   of cytoplasm

While the processes of spermatogenesis and oogenesis follow the same basic pathway, several key differences exist:

1.  Number of cells produced

  • In spermatogenesis, the cells divide equally during meiosis to produce four functional gametes
  • In oogenesis, the cells do not divide equally and as a result only one functional gamete is formed (plus 2 – 3 polar bodies)

2.  Size of cells produced

  • In spermatogenesis, the cells that are formed following differentiation are all of equal size with equal amounts of cytoplasm
  • In oogenesis, one daughter cell (the ovum) retains all of the cytoplasm, while the other daughter cells form polar bodies
  • The polar bodies remain trapped within the surrounding layer of follicle cells until they eventually degenerate

3.  Timing of the process

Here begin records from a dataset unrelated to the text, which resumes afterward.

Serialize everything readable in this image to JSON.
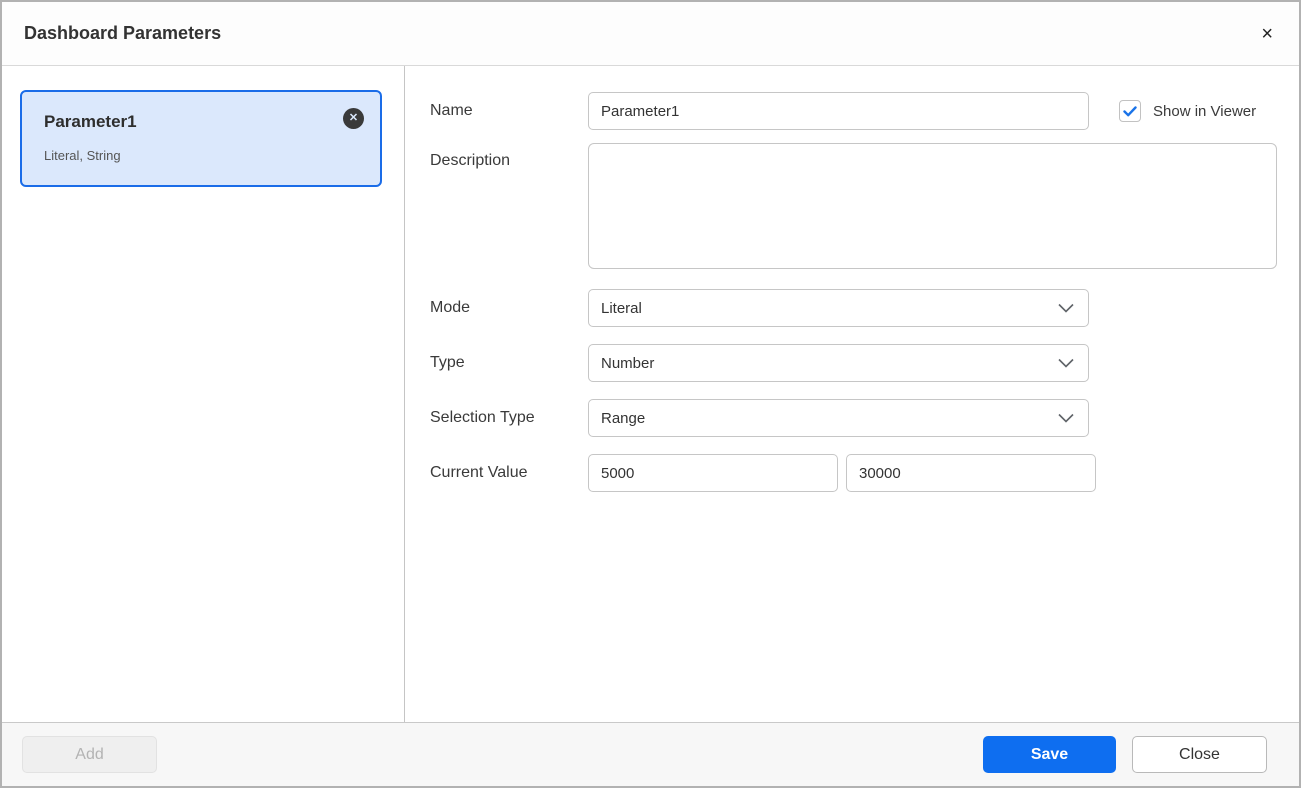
{
  "dialog": {
    "title": "Dashboard Parameters",
    "close_icon": "×"
  },
  "parameter_list": {
    "items": [
      {
        "name": "Parameter1",
        "subtitle": "Literal, String",
        "selected": true,
        "remove_icon": "✕"
      }
    ]
  },
  "form": {
    "name": {
      "label": "Name",
      "value": "Parameter1"
    },
    "show_in_viewer": {
      "label": "Show in Viewer",
      "checked": true
    },
    "description": {
      "label": "Description",
      "value": ""
    },
    "mode": {
      "label": "Mode",
      "value": "Literal"
    },
    "type": {
      "label": "Type",
      "value": "Number"
    },
    "selection_type": {
      "label": "Selection Type",
      "value": "Range"
    },
    "current_value": {
      "label": "Current Value",
      "from": "5000",
      "to": "30000"
    }
  },
  "footer": {
    "add_label": "Add",
    "save_label": "Save",
    "close_label": "Close"
  },
  "colors": {
    "accent_blue": "#0e6ef0",
    "selected_card_border": "#1a6ce8",
    "selected_card_bg": "#dbe8fc",
    "checkbox_check": "#1a73e8"
  }
}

  • In spermatogenesis, the production of gametes is a continuous process that begins at puberty and continues until death
  • In oogenesis, the production of gametes is a staggered and finite process:
    • It begins before birth (prenatally) with the formation of a fixed number of primary oocytes (~40,000)
    • It continues with the onset of puberty according to a monthly menstrual cycle
    • It ends when hormonal changes prevent the further continuance of the menstrual cycle (menopause)

Summary of the Differences between Spermatogenesis and Oogenesis

gametogenesis table

Gametogenesis Comparison